The case began in 2018, after Hospira submitted an abbreviated new drug application (ANDA) for marketing approval of a generic version of Gilead’s Lexiscan. The drug is used in myocardial perfusion imaging (MPI), a type of nuclear stress test.
Gilead and Astellas alleged that Hospira’s ANDA submission for regadenoson infringed multiple patents and sought a declaratory judgment that Hospira’s manufacture of the product would constitute direct and consequential infringement. Hospira has denied the allegations, asserting in its defense that the patents are invalid and filing counterclaims seeking judgments of non-infringement.
After a three-day trial, Judge Colm Connolly ruled against Gilead and Astellas. Connolly said Gilead and Astellas failed to prove direct infringement and did not bear any charges to establish that the infringement was violated. The parties await a final judgment.
The decision comes as Astellas wrote off more than half a billion dollars in losses last month and gutted candidates once thought to have huge potential. The company booked a two-quarter “impairment” in April, about a year after writing off $540 million following a clinical hold of its lead gene therapy AT132.
For Gilead, although the company remains at the top of the Fortune 500 list, it suffered a setback earlier this year when the FDA partially suspended studies evaluating magrolimab with azacitidine.
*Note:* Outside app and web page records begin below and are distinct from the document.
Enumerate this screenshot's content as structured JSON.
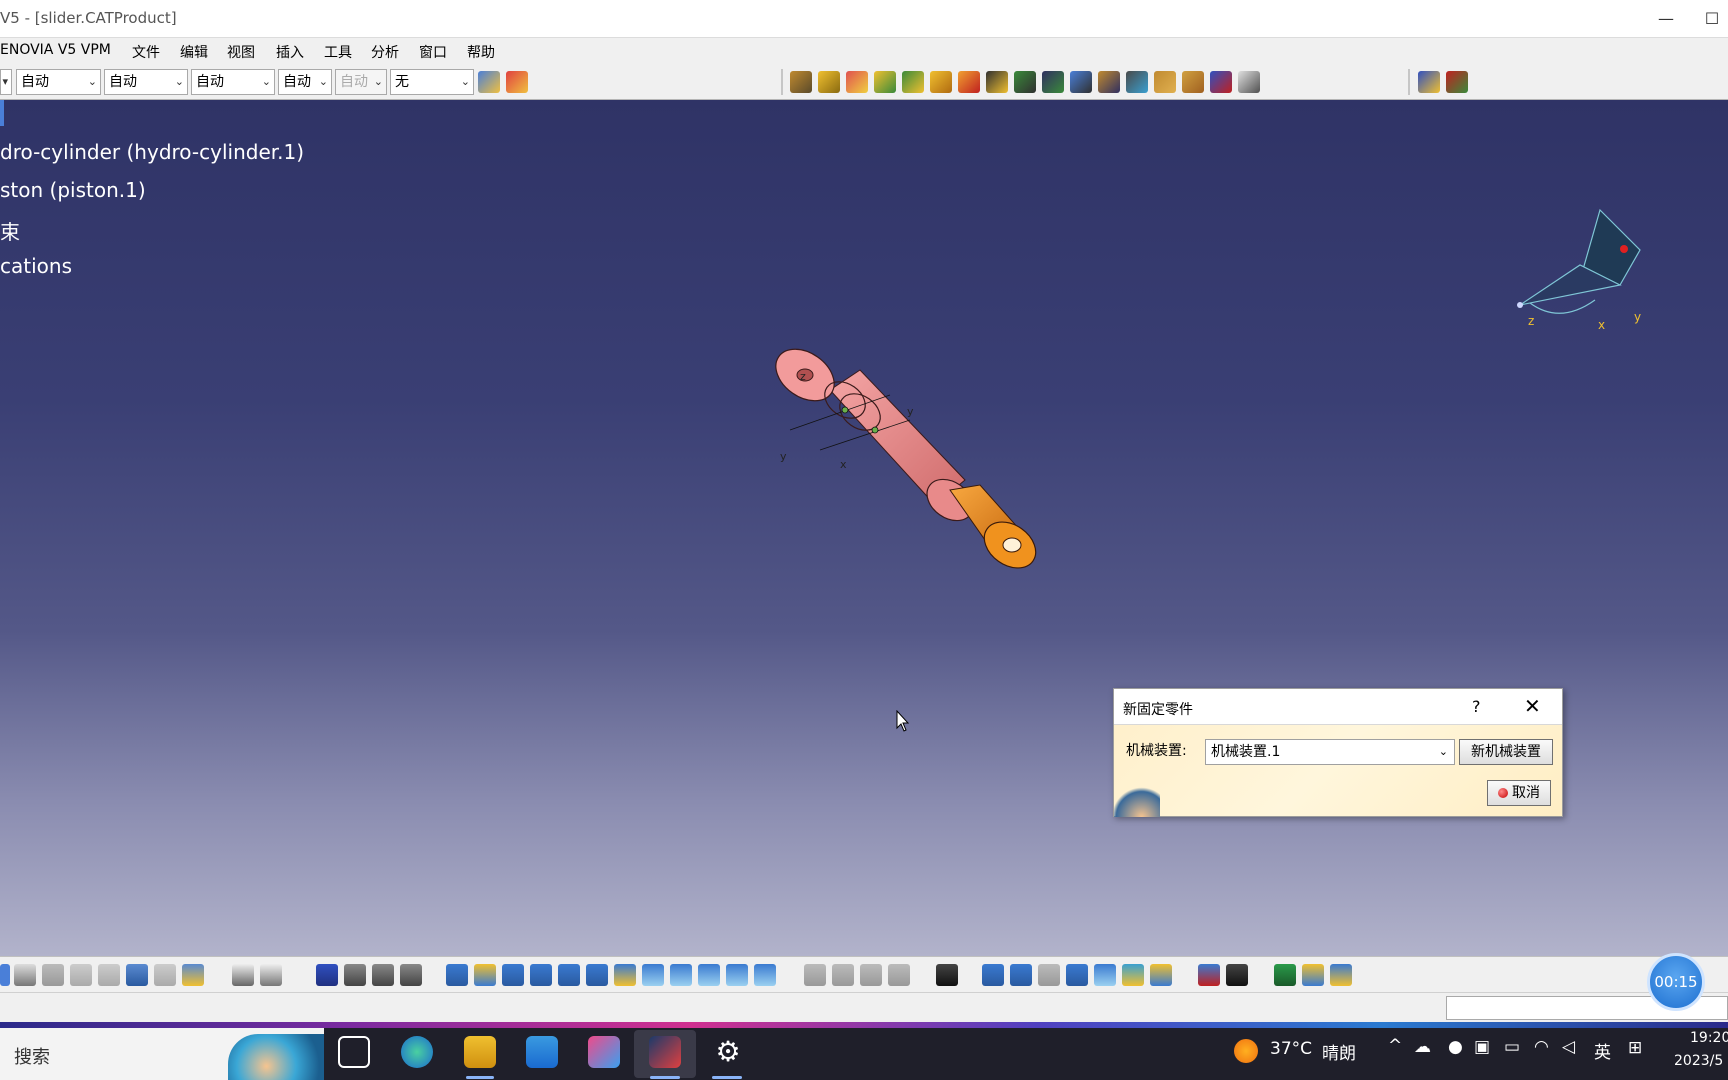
{
  "window": {
    "title": "V5 - [slider.CATProduct]",
    "min_glyph": "—",
    "max_glyph": "☐"
  },
  "menu": {
    "items": [
      "ENOVIA V5 VPM",
      "文件",
      "编辑",
      "视图",
      "插入",
      "工具",
      "分析",
      "窗口",
      "帮助"
    ]
  },
  "toolbar": {
    "combos": [
      {
        "value": "自动",
        "disabled": false
      },
      {
        "value": "自动",
        "disabled": false
      },
      {
        "value": "自动",
        "disabled": false
      },
      {
        "value": "自动",
        "disabled": false
      },
      {
        "value": "自动",
        "disabled": true
      },
      {
        "value": "无",
        "disabled": false
      }
    ]
  },
  "tree": {
    "items": [
      "dro-cylinder (hydro-cylinder.1)",
      "ston (piston.1)",
      "束",
      "cations"
    ]
  },
  "compass": {
    "x_label": "x",
    "y_label": "y",
    "z_label": "z"
  },
  "axis_labels": {
    "z": "z",
    "y1": "y",
    "y2": "y",
    "x": "x"
  },
  "dialog": {
    "title": "新固定零件",
    "help": "?",
    "close": "✕",
    "label": "机械装置:",
    "selected_value": "机械装置.1",
    "new_button": "新机械装置",
    "cancel_button": "取消"
  },
  "timer": {
    "value": "00:15"
  },
  "taskbar": {
    "search_placeholder": "搜索",
    "weather_temp": "37°C",
    "weather_desc": "晴朗",
    "ime": "英",
    "time": "19:20",
    "date": "2023/5"
  },
  "colors": {
    "viewport_top": "#2f3366",
    "viewport_bottom": "#b2b3cb",
    "cylinder_body": "#f08d8d",
    "rod_end": "#f0921e",
    "dialog_bg": "#fff3d6"
  }
}
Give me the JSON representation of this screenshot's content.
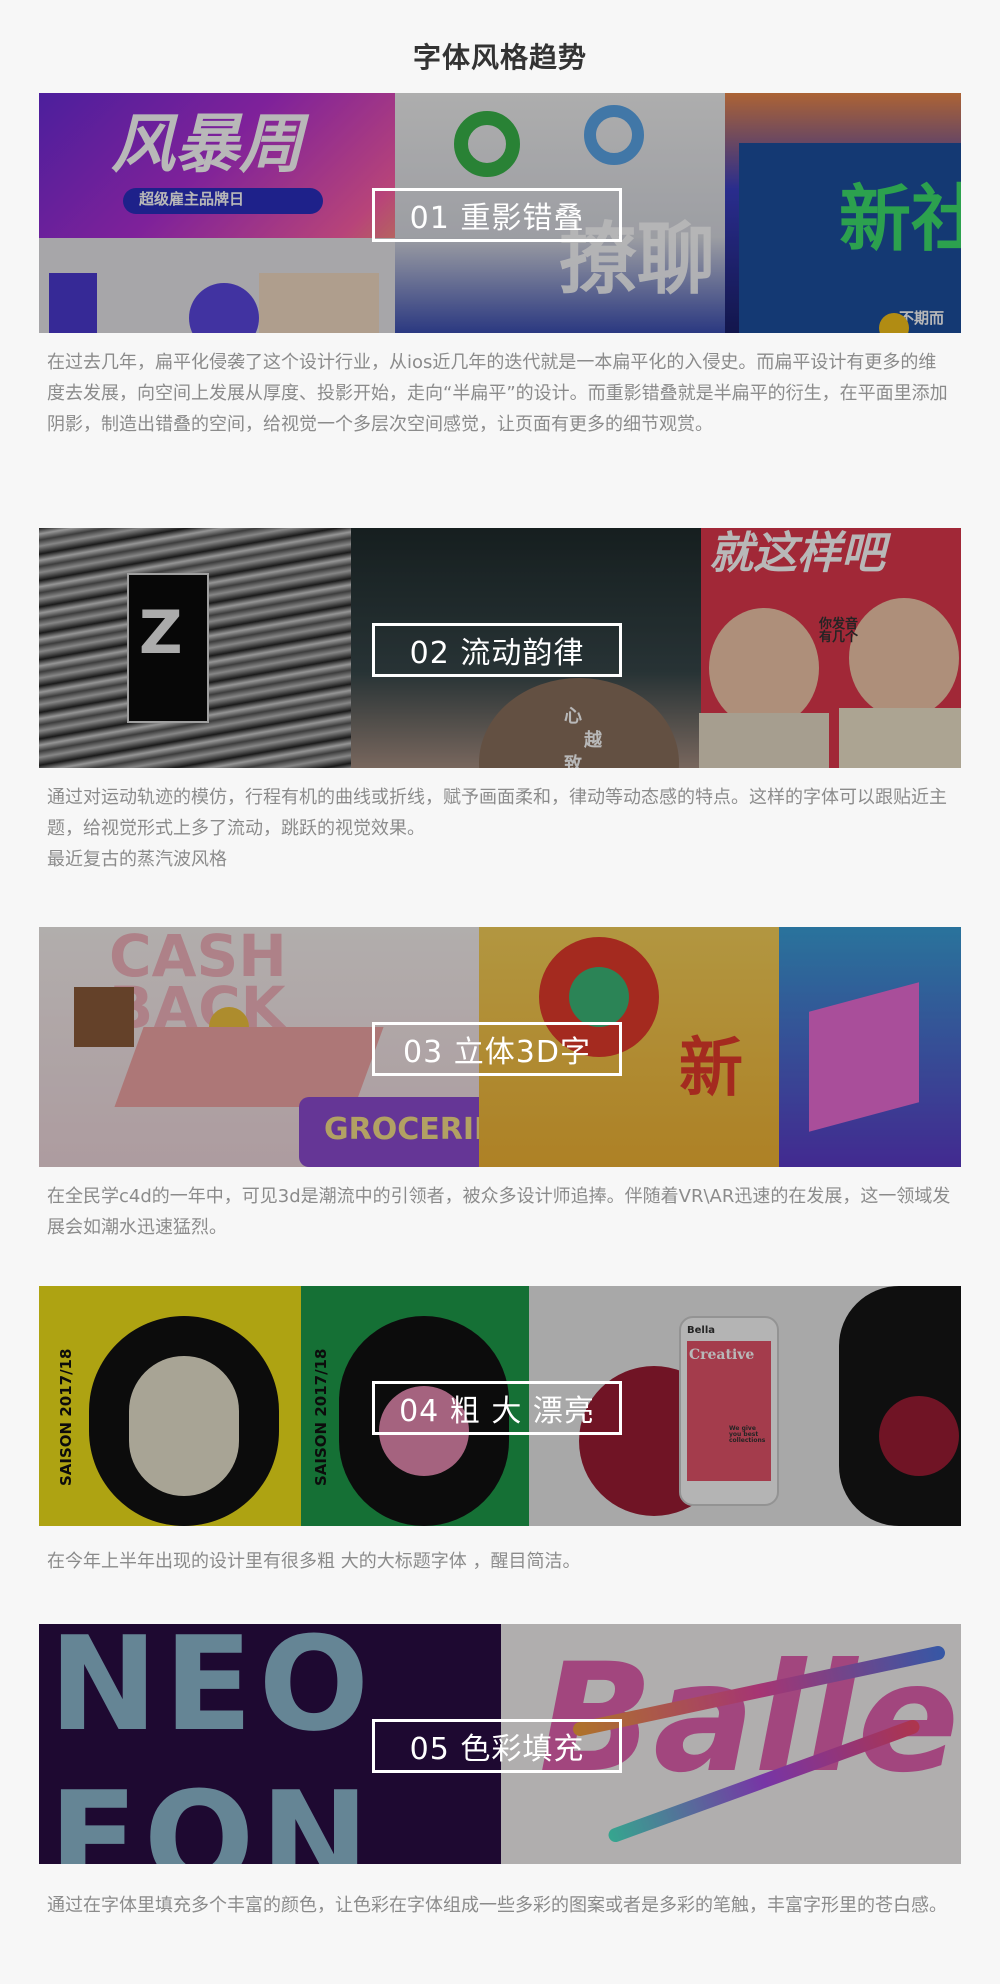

The FDA lifted its partial grip on those studies last month, and Gilead said it was on track for an interim reading in 2023.